**Records from a collection:**

• • •

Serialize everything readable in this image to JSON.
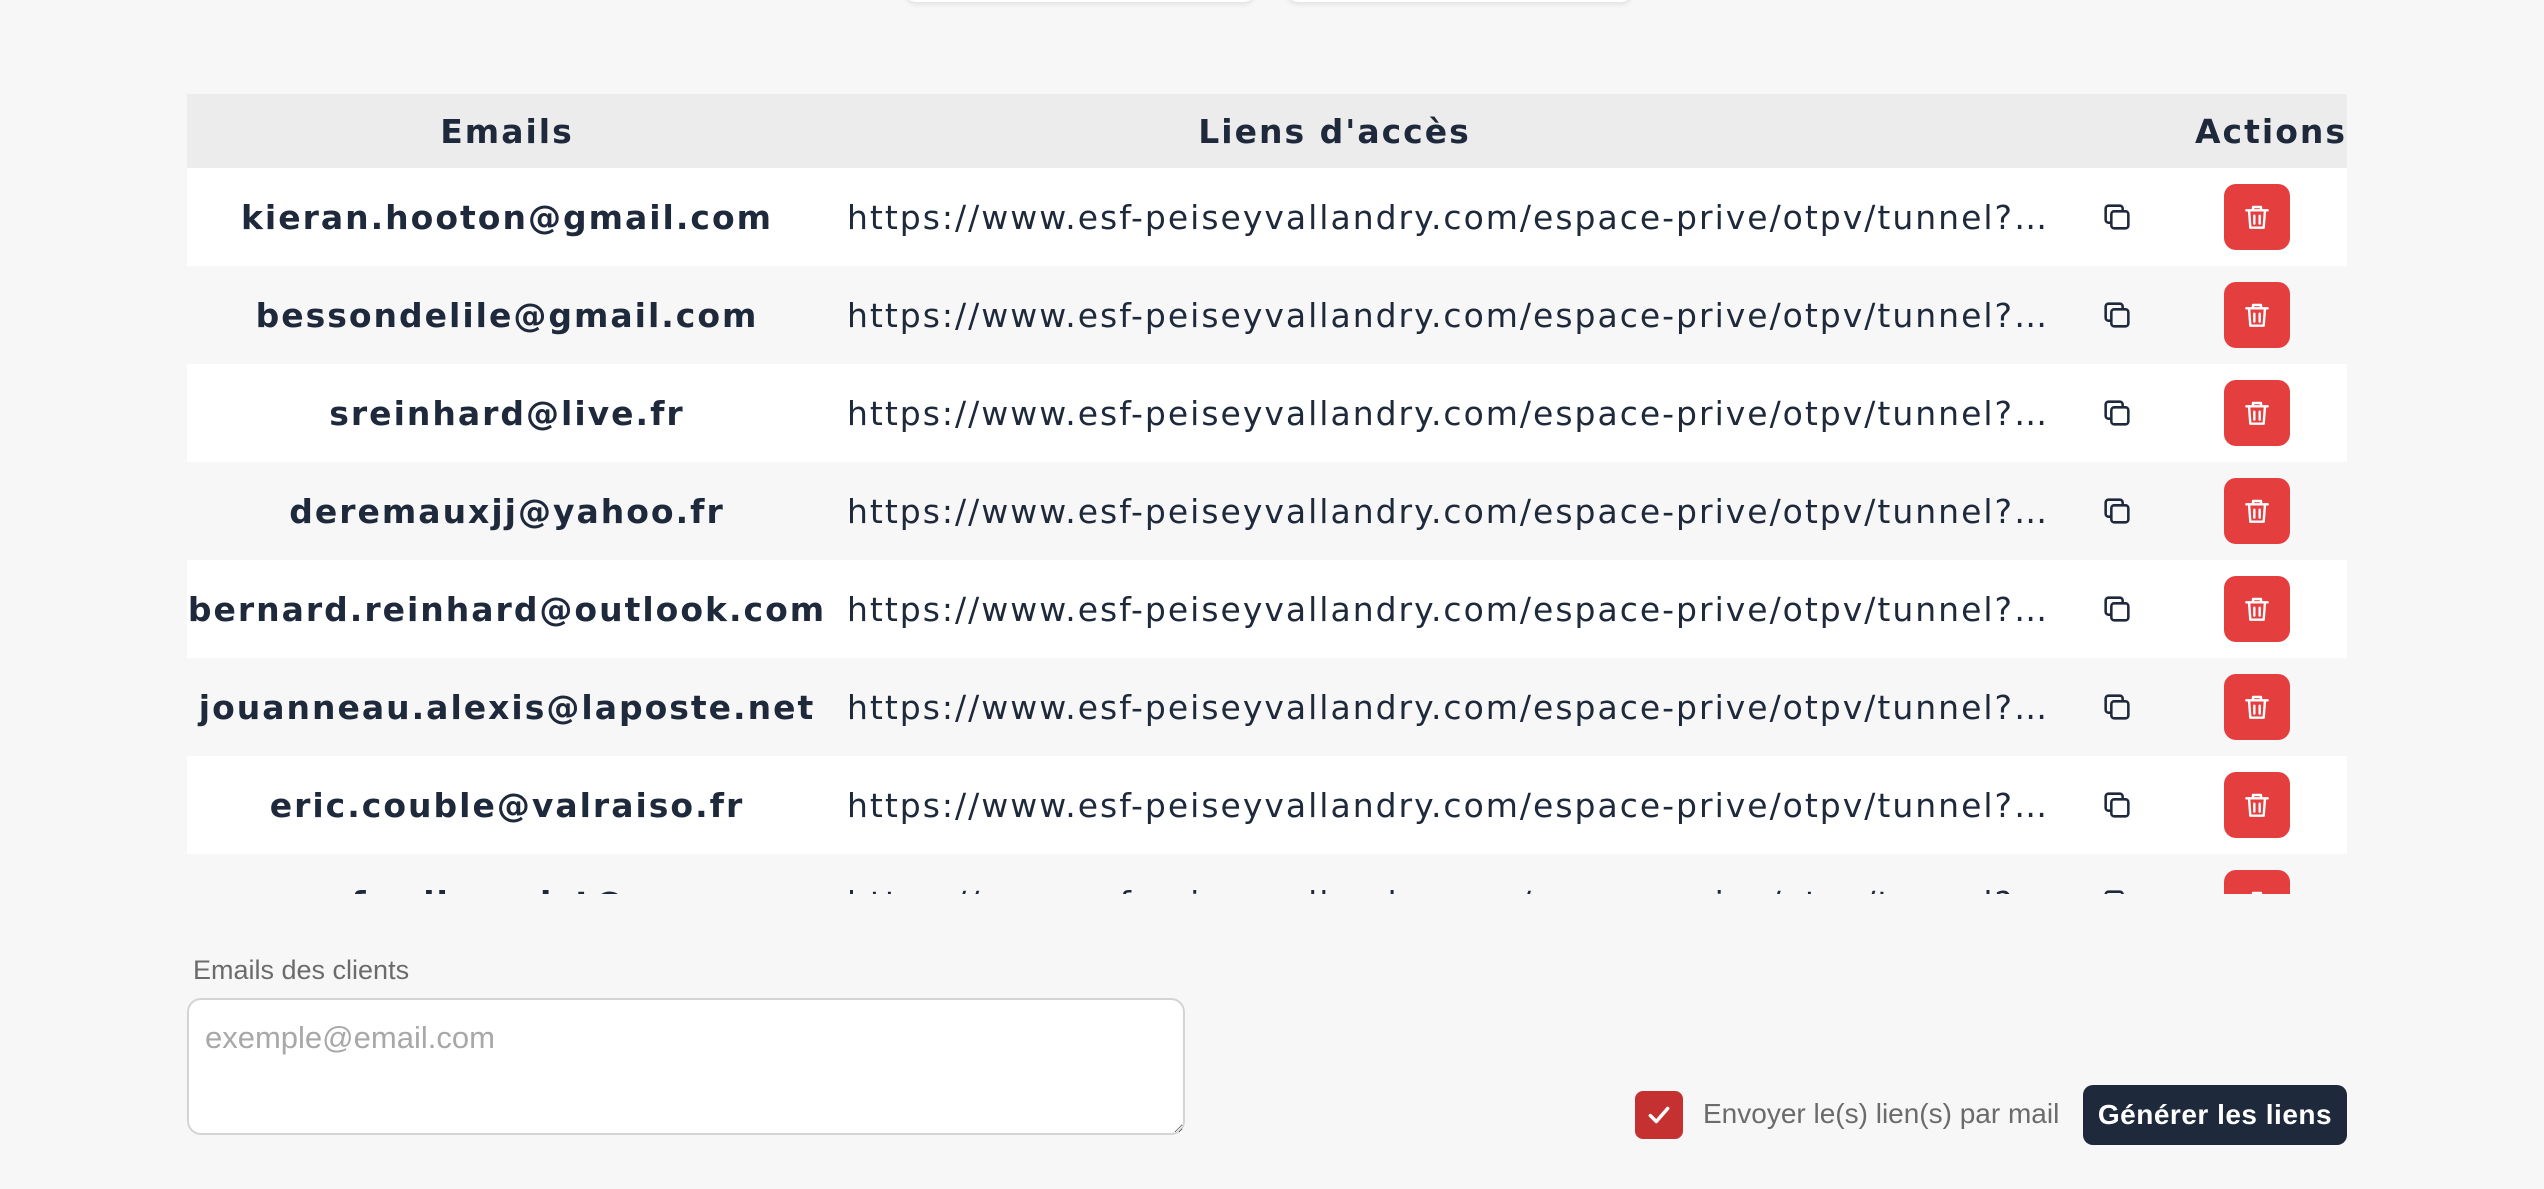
{
  "table": {
    "headers": {
      "emails": "Emails",
      "links": "Liens d'accès",
      "actions": "Actions"
    },
    "rows": [
      {
        "email": "kieran.hooton@gmail.com",
        "link": "https://www.esf-peiseyvallandry.com/espace-prive/otpv/tunnel?i…"
      },
      {
        "email": "bessondelile@gmail.com",
        "link": "https://www.esf-peiseyvallandry.com/espace-prive/otpv/tunnel?i…"
      },
      {
        "email": "sreinhard@live.fr",
        "link": "https://www.esf-peiseyvallandry.com/espace-prive/otpv/tunnel?i…"
      },
      {
        "email": "deremauxjj@yahoo.fr",
        "link": "https://www.esf-peiseyvallandry.com/espace-prive/otpv/tunnel?i…"
      },
      {
        "email": "bernard.reinhard@outlook.com",
        "link": "https://www.esf-peiseyvallandry.com/espace-prive/otpv/tunnel?i…"
      },
      {
        "email": "jouanneau.alexis@laposte.net",
        "link": "https://www.esf-peiseyvallandry.com/espace-prive/otpv/tunnel?i…"
      },
      {
        "email": "eric.couble@valraiso.fr",
        "link": "https://www.esf-peiseyvallandry.com/espace-prive/otpv/tunnel?i…"
      },
      {
        "email": "f.rolin.ouist@…",
        "link": "https://www.esf-peiseyvallandry.com/espace-prive/otpv/tunnel?i…"
      }
    ],
    "icons": {
      "copy": "copy-icon",
      "delete": "trash-icon"
    }
  },
  "form": {
    "emails_label": "Emails des clients",
    "emails_placeholder": "exemple@email.com",
    "emails_value": "",
    "send_by_mail_label": "Envoyer le(s) lien(s) par mail",
    "send_by_mail_checked": true,
    "generate_label": "Générer les liens"
  },
  "colors": {
    "primary_dark": "#1e293b",
    "danger": "#e53e3e",
    "checkbox": "#c53030"
  }
}
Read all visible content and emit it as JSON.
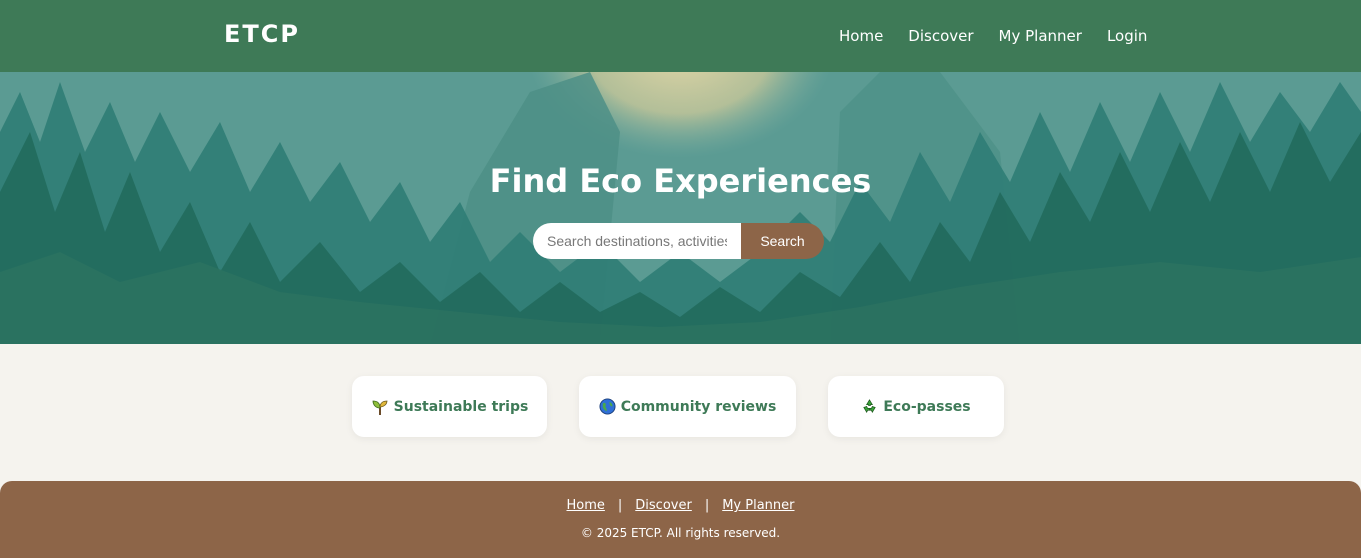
{
  "header": {
    "brand": "ETCP",
    "nav": [
      "Home",
      "Discover",
      "My Planner",
      "Login"
    ]
  },
  "hero": {
    "title": "Find Eco Experiences",
    "search_placeholder": "Search destinations, activities",
    "search_button": "Search"
  },
  "features": [
    {
      "icon": "seedling-icon",
      "label": "Sustainable trips"
    },
    {
      "icon": "globe-icon",
      "label": "Community reviews"
    },
    {
      "icon": "recycle-icon",
      "label": "Eco-passes"
    }
  ],
  "footer": {
    "links": [
      "Home",
      "Discover",
      "My Planner"
    ],
    "separator": "|",
    "copyright": "© 2025 ETCP. All rights reserved."
  },
  "colors": {
    "header_bg": "#3e7a57",
    "accent_brown": "#8d6548",
    "page_bg": "#f5f3ee"
  }
}
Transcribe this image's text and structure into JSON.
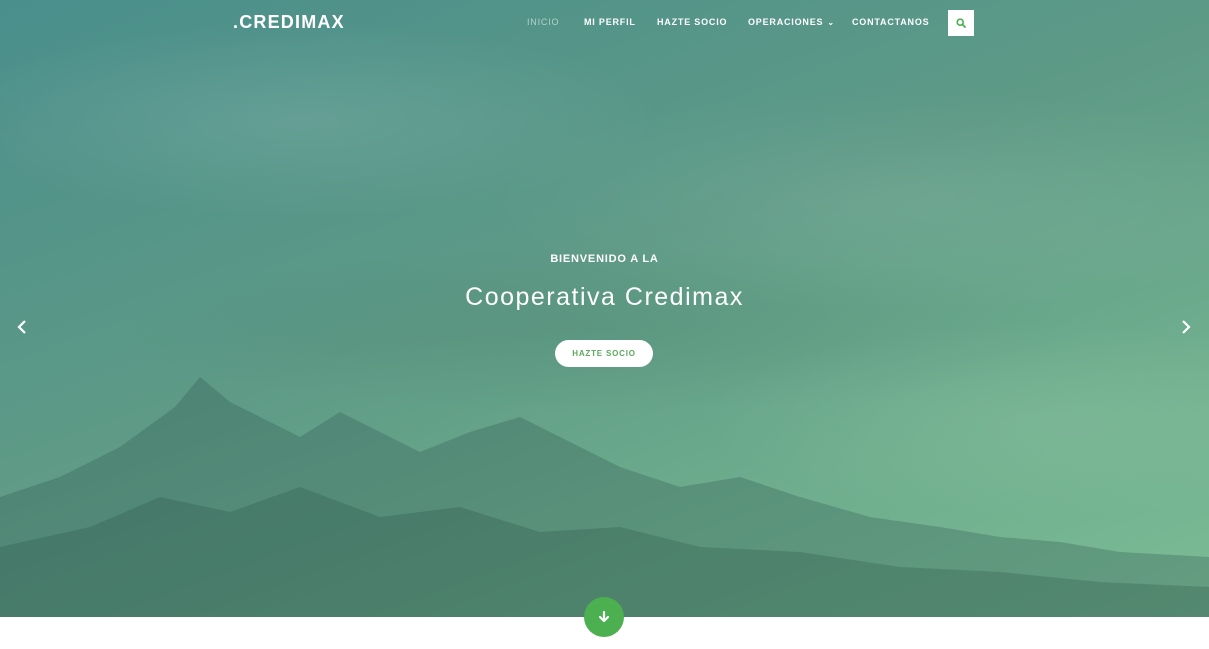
{
  "brand": ".CREDIMAX",
  "nav": {
    "items": [
      {
        "label": "INICIO"
      },
      {
        "label": "MI PERFIL"
      },
      {
        "label": "HAZTE SOCIO"
      },
      {
        "label": "OPERACIONES"
      },
      {
        "label": "CONTACTANOS"
      }
    ],
    "search_icon": "search-icon"
  },
  "hero": {
    "subtitle": "BIENVENIDO A LA",
    "title": "Cooperativa Credimax",
    "cta_label": "HAZTE SOCIO",
    "prev_icon": "chevron-left-icon",
    "next_icon": "chevron-right-icon",
    "scroll_icon": "arrow-down-icon"
  },
  "colors": {
    "accent": "#4caf50",
    "cta_text": "#5aaa5e"
  }
}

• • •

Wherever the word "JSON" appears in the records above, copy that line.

**OUTPUT FOR THIS EXERCISE:**
Serialize everything readable in this image to JSON.
Read all visible content and emit it as JSON.
Transcribe this image's text and structure into JSON.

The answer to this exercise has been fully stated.